For our main ride this month, I led a group of about 16 riders on a circuit of the northern reaches of the city – starting and finishing in Stockbridge, and with a lunch break in Leith. It was a wam sunny day, but with an unwelcomed wind from the west.
We set out along the Water of Leith to Dean Village, and then walked through the grounds of the Dean Gallery and the Gallery of Modern Art. At the latter, we paused to admire the striking “landform” structure on the front lawn, along with sculptures by Henry Moore, Rachel Whiteread, Barbara Hepworth and others.
Having had our fill of culture, we headed uphill through Ravelston, with the aforementioned wind very much in our faces. We eventually reached the top of Ravelston Dykes – the highest point on our route – after which we had a nice freeewheel through the grounds of Mary Erskine School and the delightful Ravelston Woods. This was the first time we had visited this part of town on our rides.
After crossing the busy Queensferry Road at a pedestrian crossing, we weaved round Maidencraig Crescent, and then on to more familiar territory at the Craigleith path junction. For the next few miles, it was an easy ride along the bike paths – with the wind now behind us – as far as Lindsay Road and the Ocean Terminal. For lunch, we dispersed among the various eateries in the shopping centre.

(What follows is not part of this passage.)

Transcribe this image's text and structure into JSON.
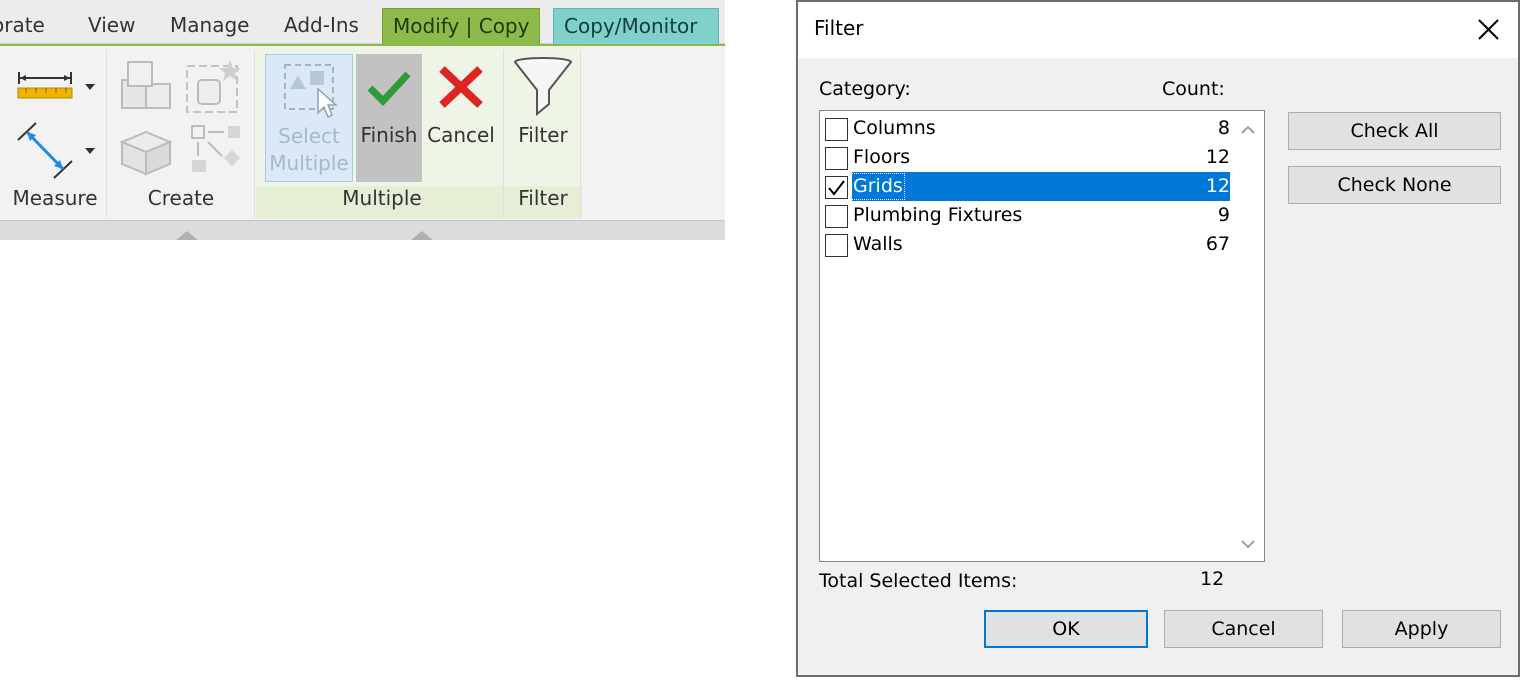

After lunch, we took a tour of the old part of Leith – despite some mutinous murmurings about the supposedly excessive number of cobbles along the route (not my fault; I didn’t build the roads). But the crew settled down again once we reached Leith Links and the Restalrig path. After crossing Easter Road and Leith Walk, we threaded through Pilrig Park and St. Marks Park, and so back to the Water of Leith. We arrived back at Stockbridge at about 2.30, having pedalled just under 14 miles.